She stopped him there. “I need a list.”

“What?” He looked over, eyes wide.

“I need a list, of every idiot, who told you it was better to drag me on a nature hike instead of going to a book store so that I can beat them to death with my sweaty hiking boots.”

He looked a little dismayed, but she let out a laugh. “No, no, it was good, perfect. I might have expected it then. This, this was perfect, spontaneous, and since I will never do anything like it ever again, both unqiue and memorable” And well, he wanted to marry her.

She had grown up on Disney and princesses, and from the moment she was old enough to realize that life wasn’t like that, a prince doesn’t just pick you based on a song in the woods, she had never thought that someone would want to marry ME!

She was a train wreck, volleying between depression and anxiety like a yo-yo, except those truly horrendous days where thy teamed up to make her absolutely crazy, and he knew that. He had been her friend before they dated, and he knew that there were going to be times she was late because she couldn’t find her umbrella, and the forecast said rain, and when she finally showed umbrellaless she was going to be upset and distracted, because thats who she was, and that was the crazy ass person he wanted to marry.

If Connie was surprised, her parents were floored. Ya, it was a blow to the ego, but apparently even her Mom thought it was weird that this dude wanted to marry her.

So Joey and her started planning, keeping it small, potluck, taking the money that her parents gave them to put the down payment on a small house. They spent the months up the the wedding in renovations, living in drywall dust, and no kitchen, and it was great because this was it, and they were in love, and when they got back from the honeymoon, a single night at a non-budget hotel, they were gonna have a house that was done. She planted flowers in the front garden, her, who was well known in her hatred of gardening, because there was something about a home to begged for a little bit of flowers. Before she knew it, it was her wedding day.

The dress was her mother’s, tailored to fit, and free to boot. It was only their immediate family at the justice of the peace, the rest of the gang would show for the reception later at the hall. Connie stood there with her parents, and his, and his sisters and waited. And waited, and then everyone started calling him, and it was okay, because despite the looks on her parent’s faces, the lingering doubts, she knew he loved her, and he wouldn’t just not show up.
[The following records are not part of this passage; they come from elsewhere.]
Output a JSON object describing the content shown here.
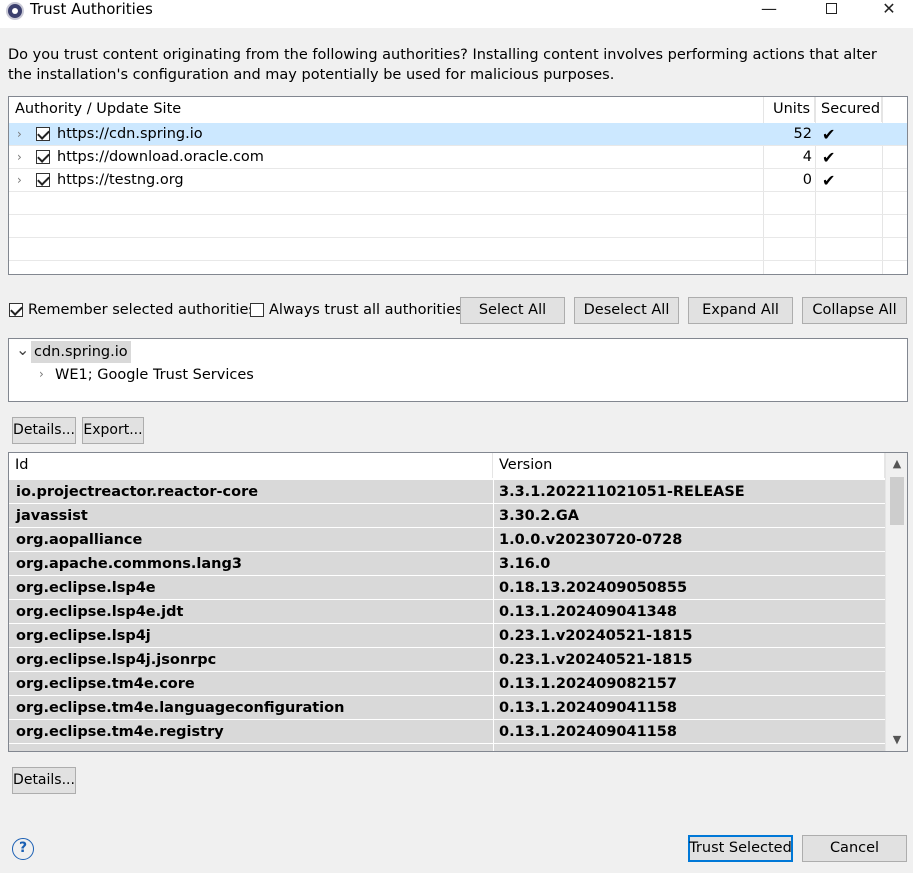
{
  "window": {
    "title": "Trust Authorities",
    "minimize_glyph": "—",
    "close_glyph": "✕"
  },
  "intro_text": "Do you trust content originating from the following authorities?  Installing content involves performing actions that alter the installation's configuration and may potentially be used for malicious purposes.",
  "authorities_table": {
    "headers": [
      "Authority / Update Site",
      "Units",
      "Secured"
    ],
    "rows": [
      {
        "site": "https://cdn.spring.io",
        "units": "52",
        "secured": "✔",
        "checked": true,
        "selected": true
      },
      {
        "site": "https://download.oracle.com",
        "units": "4",
        "secured": "✔",
        "checked": true,
        "selected": false
      },
      {
        "site": "https://testng.org",
        "units": "0",
        "secured": "✔",
        "checked": true,
        "selected": false
      }
    ]
  },
  "options": {
    "remember_label": "Remember selected authorities",
    "remember_checked": true,
    "always_trust_label": "Always trust all authorities",
    "always_trust_checked": false
  },
  "buttons": {
    "select_all": "Select All",
    "deselect_all": "Deselect All",
    "expand_all": "Expand All",
    "collapse_all": "Collapse All",
    "details": "Details...",
    "export": "Export...",
    "details2": "Details...",
    "trust_selected": "Trust Selected",
    "cancel": "Cancel"
  },
  "cert_tree": {
    "root": "cdn.spring.io",
    "child": "WE1; Google Trust Services"
  },
  "units_table": {
    "headers": [
      "Id",
      "Version"
    ],
    "rows": [
      {
        "id": "io.projectreactor.reactor-core",
        "version": "3.3.1.202211021051-RELEASE"
      },
      {
        "id": "javassist",
        "version": "3.30.2.GA"
      },
      {
        "id": "org.aopalliance",
        "version": "1.0.0.v20230720-0728"
      },
      {
        "id": "org.apache.commons.lang3",
        "version": "3.16.0"
      },
      {
        "id": "org.eclipse.lsp4e",
        "version": "0.18.13.202409050855"
      },
      {
        "id": "org.eclipse.lsp4e.jdt",
        "version": "0.13.1.202409041348"
      },
      {
        "id": "org.eclipse.lsp4j",
        "version": "0.23.1.v20240521-1815"
      },
      {
        "id": "org.eclipse.lsp4j.jsonrpc",
        "version": "0.23.1.v20240521-1815"
      },
      {
        "id": "org.eclipse.tm4e.core",
        "version": "0.13.1.202409082157"
      },
      {
        "id": "org.eclipse.tm4e.languageconfiguration",
        "version": "0.13.1.202409041158"
      },
      {
        "id": "org.eclipse.tm4e.registry",
        "version": "0.13.1.202409041158"
      }
    ]
  },
  "icons": {
    "expand": "›",
    "collapse": "⌄",
    "scroll_up": "▲",
    "scroll_down": "▼",
    "help": "?"
  }
}
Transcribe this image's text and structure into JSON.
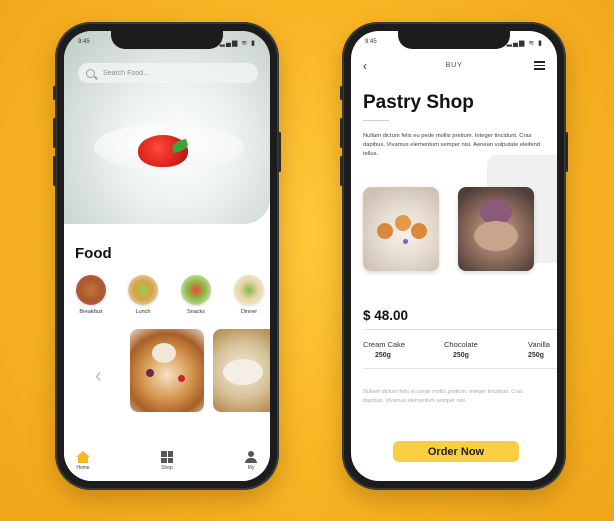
{
  "left_phone": {
    "status": {
      "time": "9:45",
      "icons": "▂▄▆ ≋ ▮"
    },
    "search": {
      "placeholder": "Search Food..."
    },
    "section_title": "Food",
    "categories": [
      {
        "label": "Breakfast"
      },
      {
        "label": "Lunch"
      },
      {
        "label": "Snacks"
      },
      {
        "label": "Dinner"
      }
    ],
    "carousel_prev": "‹",
    "tabs": [
      {
        "label": "Home"
      },
      {
        "label": "Shop"
      },
      {
        "label": "My"
      }
    ]
  },
  "right_phone": {
    "status": {
      "time": "9:45",
      "icons": "▂▄▆ ≋ ▮"
    },
    "header": {
      "back": "‹",
      "title": "BUY"
    },
    "shop_title": "Pastry Shop",
    "description": "Nullam dictum felis eu pede mollis pretium. Integer tincidunt. Cras dapibus. Vivamus elementum semper nisi. Aenean vulputate eleifend tellus.",
    "price": "$ 48.00",
    "variants": [
      {
        "name": "Cream Cake",
        "weight": "250g"
      },
      {
        "name": "Chocolate",
        "weight": "250g"
      },
      {
        "name": "Vanilla",
        "weight": "250g"
      }
    ],
    "footer_text": "Nullam dictum felis eu pede mollis pretium. Integer tincidunt. Cras dapibus. Vivamus elementum semper nisi.",
    "order_button": "Order Now"
  },
  "colors": {
    "background": "#f9b524",
    "accent_yellow": "#f8cf43",
    "home_icon": "#f5b91f"
  }
}
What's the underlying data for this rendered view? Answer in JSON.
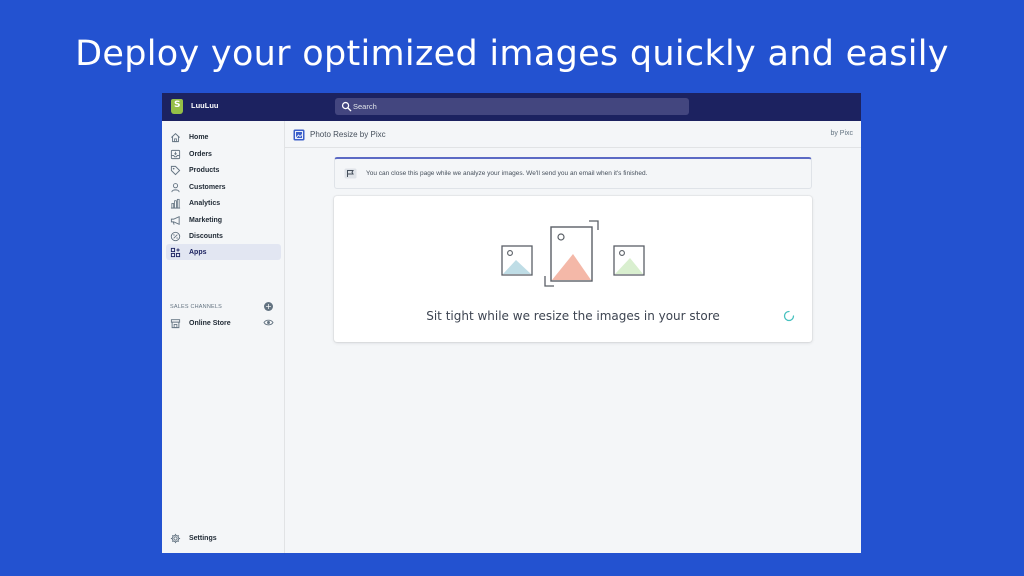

They were shuffled aside and she watched as six other couples get married while they waited. Finally his sister said she was going to go looking for him. She would keep her phone on, and they were call her to come back when he showed. Connie loved that she had said when, she understood.

When Connie saw his number on her phone, she rushed to answer it, and her heart fell when it was his sister, so much so that she didn’t register the tone until a few seconds had passed.

“Connie.” Her voice was hoarse, and wet and Connie felt dizzy hearing it.

“No.” Connie said, and her parents rushed to her side, sure she was being jilted.

“Connie, I. I’m so sorry. Con, he, he’s” His sister broke into sobs and she knew.

“Dead.” She finished and his parents and hers froze.

“They are sending someone. Con, he’s still in bed, he’s cold, I think, I think he died in his sleep.” Sh nodded numbly, and looked at her parents. “We need a cab to Joey’s” and She handed the phone to his parents, and a few moments later his mother began to wail.

It was supposed to be the happiest day of her life. It had been, and all she could think is that he never got that, never woke up to see this day.

She stood at the funeral, not quite a widow, and then she went back to their perfect house and sobbed. She couldn’t sleep in it, not even a single night. She sold it, against the advice of those around me to wait six months before making a big decision, and bought something smaller.

Two bedrooms instead of 4, no basement, no big backyard for the kids. Her Mom said she was making a mistake, she would regret it one day, but she wouldn’t. Joey was a fluke, one in a million, and she knew that as long as she lived she wouldn’t find anyone else like him.

Her writing improved with the pain, the tortured artist cliché was now her life, and she lived alone in that house, with her writing until she was with him again.